The actual geological landform of the Ngorongoro Crater is in itself a marvel. It was formed over two million years ago by the explosion and collapse of a massive volcano—which some say would have been higher than Mount Kilimanjaro, Africa’s highest peak. Left behind was a depression more than 2,000 feet deep, with a floor covering 100 square miles: the largest intact volcanic caldera on the planet. In 1978, it—along with the surrounding 3,200-square-mile Ngorongoro Conservation Area—was declared a UNESCO World Heritage Site, and designated a protected preserve.

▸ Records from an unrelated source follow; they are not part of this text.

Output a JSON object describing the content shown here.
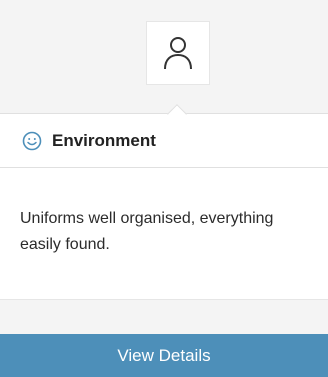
{
  "avatar": {
    "icon": "user-icon"
  },
  "category": {
    "icon": "smiley-icon",
    "label": "Environment",
    "accent": "#4d8fb9"
  },
  "comment": {
    "text": "Uniforms well organised, everything easily found."
  },
  "actions": {
    "view_details_label": "View Details",
    "button_color": "#4d8fb9"
  }
}
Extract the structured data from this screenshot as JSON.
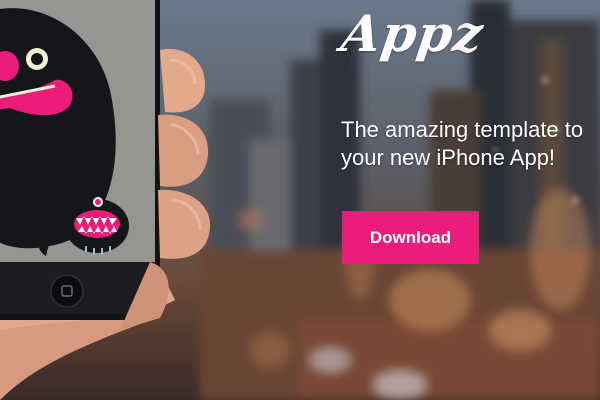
{
  "brand": {
    "logo_text": "Appz"
  },
  "hero": {
    "tagline_line1": "The amazing template to",
    "tagline_line2": "your new iPhone App!",
    "download_label": "Download"
  },
  "colors": {
    "accent": "#ec1c7b",
    "text": "#ffffff"
  },
  "icons": {
    "home_button": "home-button-icon"
  }
}
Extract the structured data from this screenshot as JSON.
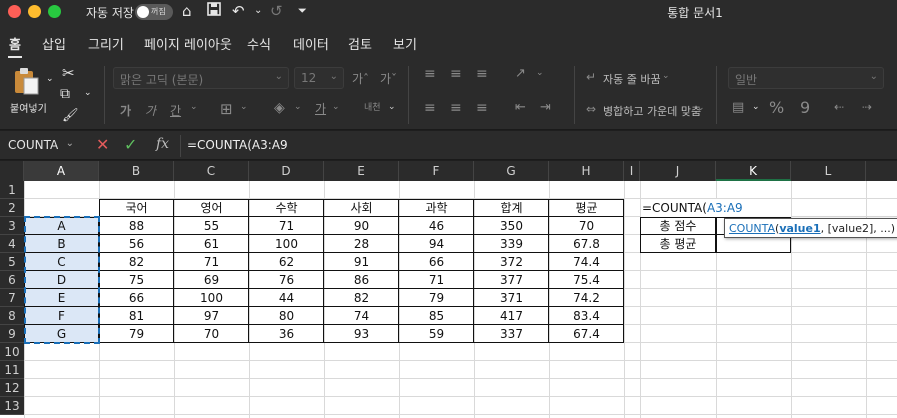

Because of the confined nature of its geography, the caldera has, over hundreds of thousands of years, evolved to contain its own distinct ecosystem. The widely varied terrain within the caldera includes a thick forest of fever trees (the Lerai Forest); a wide, shallow alkaline lake where huge flocks of flamingos converge (Lake Magadi); spring-fed wetlands that are a favourite haunt for hippos (Gorigor Swamp); and wide, open grasslands, where a profusion of other game species can be seen.

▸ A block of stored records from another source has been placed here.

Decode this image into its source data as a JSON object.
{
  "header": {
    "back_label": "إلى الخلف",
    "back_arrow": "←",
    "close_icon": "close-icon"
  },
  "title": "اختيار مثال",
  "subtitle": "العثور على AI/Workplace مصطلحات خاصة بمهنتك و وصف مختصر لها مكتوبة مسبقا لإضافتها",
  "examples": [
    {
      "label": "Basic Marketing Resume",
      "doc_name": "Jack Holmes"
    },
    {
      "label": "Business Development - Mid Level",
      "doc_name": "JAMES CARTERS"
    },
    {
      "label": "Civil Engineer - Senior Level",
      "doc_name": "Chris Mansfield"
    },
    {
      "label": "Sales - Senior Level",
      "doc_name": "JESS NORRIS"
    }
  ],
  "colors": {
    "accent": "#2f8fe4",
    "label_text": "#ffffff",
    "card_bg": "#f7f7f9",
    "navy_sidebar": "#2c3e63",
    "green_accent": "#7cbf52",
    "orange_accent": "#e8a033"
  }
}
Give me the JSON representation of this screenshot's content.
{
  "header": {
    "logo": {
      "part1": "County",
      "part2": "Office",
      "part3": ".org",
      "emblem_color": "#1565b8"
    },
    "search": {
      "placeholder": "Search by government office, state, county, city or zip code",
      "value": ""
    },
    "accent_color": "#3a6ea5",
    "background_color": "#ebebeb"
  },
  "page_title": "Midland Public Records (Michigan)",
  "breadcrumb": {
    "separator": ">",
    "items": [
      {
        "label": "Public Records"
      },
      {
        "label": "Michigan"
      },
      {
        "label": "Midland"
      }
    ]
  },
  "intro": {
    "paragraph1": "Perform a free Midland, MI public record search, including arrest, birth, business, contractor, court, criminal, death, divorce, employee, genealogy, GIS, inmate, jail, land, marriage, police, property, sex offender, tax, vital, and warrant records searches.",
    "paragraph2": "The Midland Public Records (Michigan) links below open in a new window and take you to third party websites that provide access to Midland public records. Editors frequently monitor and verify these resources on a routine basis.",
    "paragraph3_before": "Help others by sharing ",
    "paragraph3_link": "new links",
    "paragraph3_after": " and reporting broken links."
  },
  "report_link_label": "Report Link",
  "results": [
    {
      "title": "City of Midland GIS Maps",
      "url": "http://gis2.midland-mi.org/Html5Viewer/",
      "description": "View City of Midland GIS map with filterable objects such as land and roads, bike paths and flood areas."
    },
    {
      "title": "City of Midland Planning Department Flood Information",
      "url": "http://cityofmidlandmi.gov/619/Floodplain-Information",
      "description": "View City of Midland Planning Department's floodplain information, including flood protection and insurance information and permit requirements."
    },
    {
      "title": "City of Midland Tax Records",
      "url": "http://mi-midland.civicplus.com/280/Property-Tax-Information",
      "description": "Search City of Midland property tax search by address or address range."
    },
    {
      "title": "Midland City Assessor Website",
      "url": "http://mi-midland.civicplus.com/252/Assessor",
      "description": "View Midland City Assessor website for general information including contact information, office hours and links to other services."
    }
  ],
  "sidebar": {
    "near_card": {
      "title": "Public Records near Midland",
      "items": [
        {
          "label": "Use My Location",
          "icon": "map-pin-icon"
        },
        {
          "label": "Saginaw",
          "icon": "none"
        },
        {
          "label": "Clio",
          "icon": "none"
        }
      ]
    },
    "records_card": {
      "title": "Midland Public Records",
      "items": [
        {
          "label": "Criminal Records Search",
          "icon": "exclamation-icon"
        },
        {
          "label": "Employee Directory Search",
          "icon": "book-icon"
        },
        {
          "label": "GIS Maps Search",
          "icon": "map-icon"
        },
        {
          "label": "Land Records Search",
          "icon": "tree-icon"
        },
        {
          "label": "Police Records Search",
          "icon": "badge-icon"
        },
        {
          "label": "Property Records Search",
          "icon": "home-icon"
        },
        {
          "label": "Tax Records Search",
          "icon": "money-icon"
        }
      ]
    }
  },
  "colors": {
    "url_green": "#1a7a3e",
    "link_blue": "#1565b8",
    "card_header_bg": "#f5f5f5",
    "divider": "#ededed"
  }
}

Some 25,000 wild creatures live within the Ngorongoro Crater—which makes it one of the most concentrated repositories of wildlife on the entire African continent. Many of the residents here are ungulates (hoofed animals); among them, approximately 7,000 wildebeest, 4,000 zebras, 3,000 eland and 3,000 Thompson’s gazelles. These enormous herds in turn attract a large number of predators—like spotted hyena, cheetah, leopards, and most notably lions. In fact, though their numbers have fluctuated over the years, there have been many periods in which the crater houses Africa’s highest proliferation of lions per square mile.
Other members of the Big Five are easily spotted here, too—including Cape Buffalo, a relatively small though steady population of elephants, and an impressive concentration of black rhino. The crater is also a mecca for birders; some 500 avian species live within its forests, savannahs and bogs, including ostriches, secretary birds, and multiple species of kite, eagle, kestrel, weaver bird, sunbird, and finch. Interestingly, there’s only one iconic African wildlife species that doesn’t live inside the Ngorongoro Crater: giraffe (the edges of the crater are too steep for them to navigate with their long legs, and their preferred food source—acacia trees—are in short supply).

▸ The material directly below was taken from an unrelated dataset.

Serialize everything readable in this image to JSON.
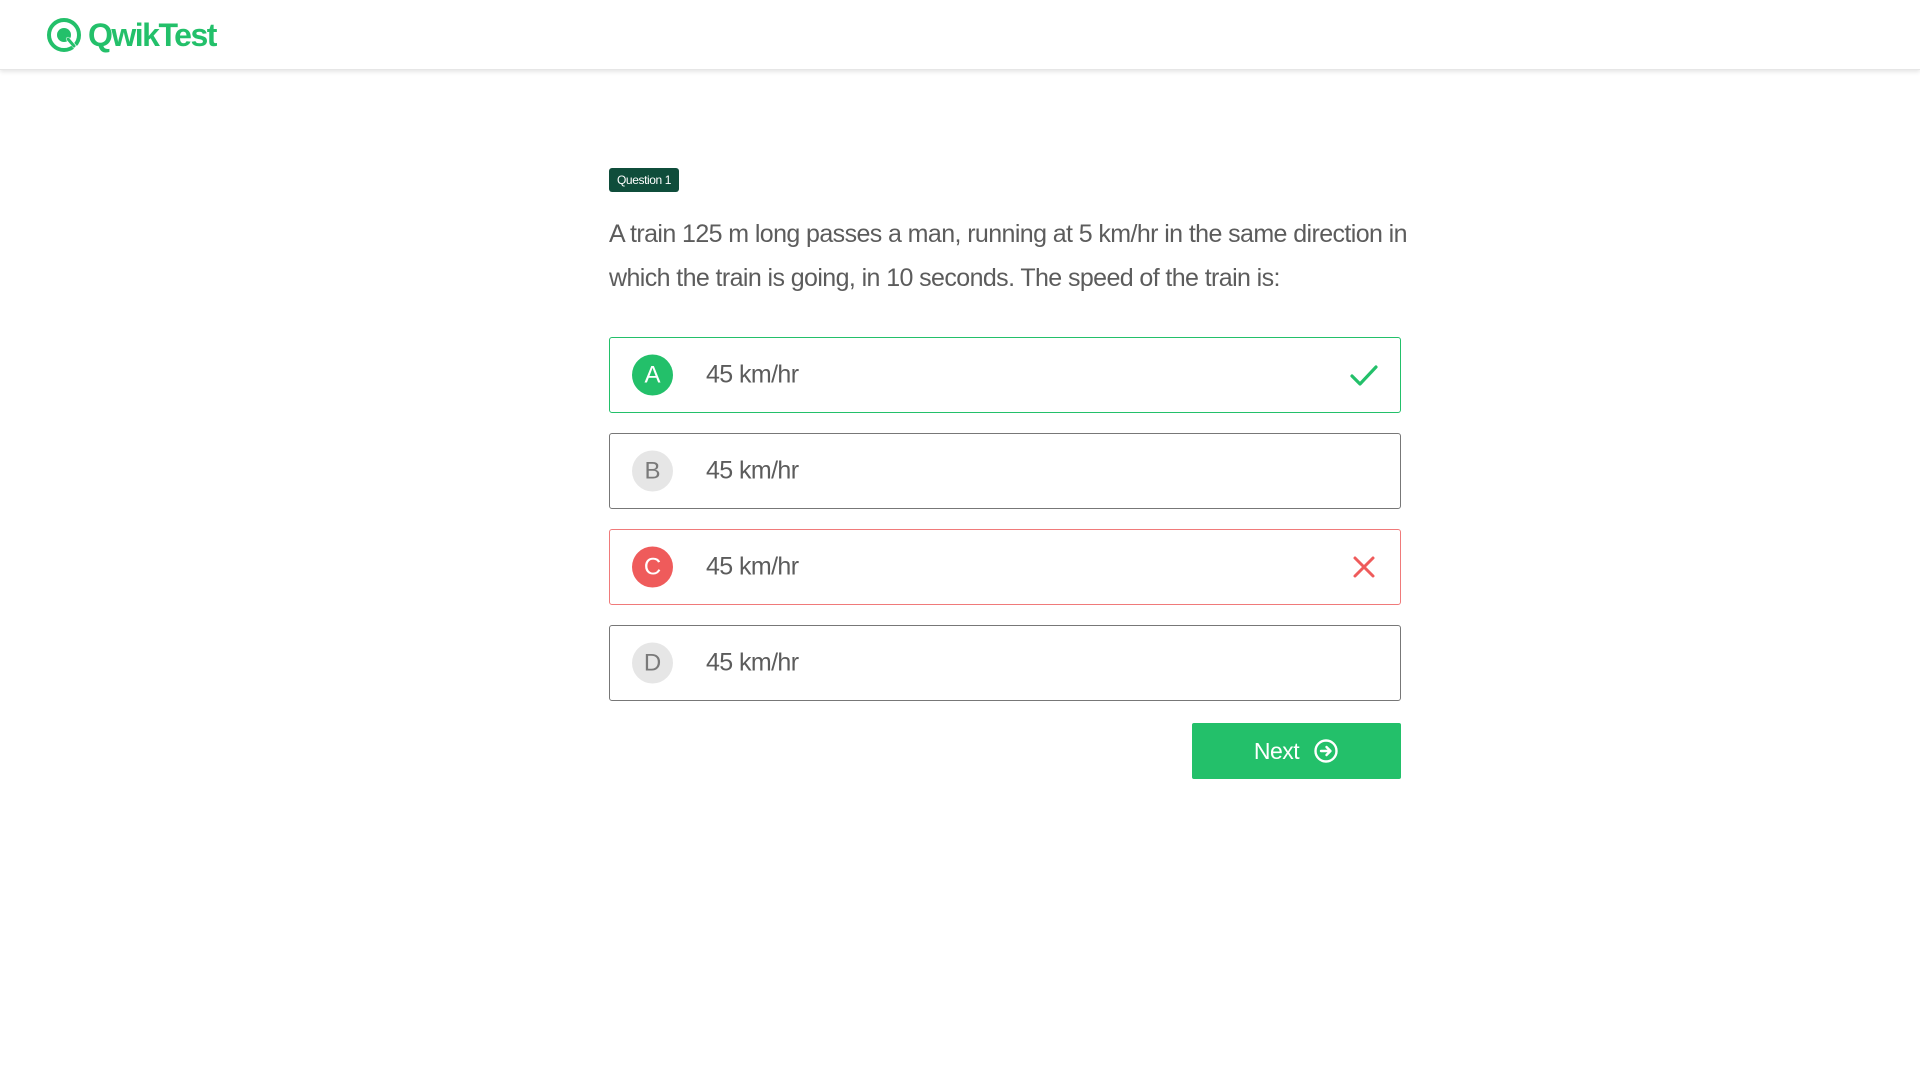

Just west of the crater, and also included within the Ngorongoro Conservation Area, are two of the most important archaeological sites in the world. The first is Olduvai Gorge, where in 1959 paleoanthropologists Louis and Mark Leakey famously discovered the remains of homo habilis, the first known human species, who lived in the region—foraging, scavenging, and using stone tools—some 2 million years ago.
South of Olduvai Gorge—and also neighbouring Ngorongoro Crater—is the spot where the Leakeys made an even more astounding find: The Laetoli footprints, a series of human tracks preserved in volcanic ash that dated back some 3.7 million years. These prints were, at the time of their discovery in the 1970s, the earliest known evidence of humans walking upright, on two feet. They were, and still are, considered one of the most critical breakthroughs in anthropological history.
Led by deeply knowledgeable local guides and enhanced by stays at luxurious safari lodges, a Micato safari is the ideal way to see the wonders of the Ngorongoro Crater for yourself. To learn more, contact one of our Safari Experts today.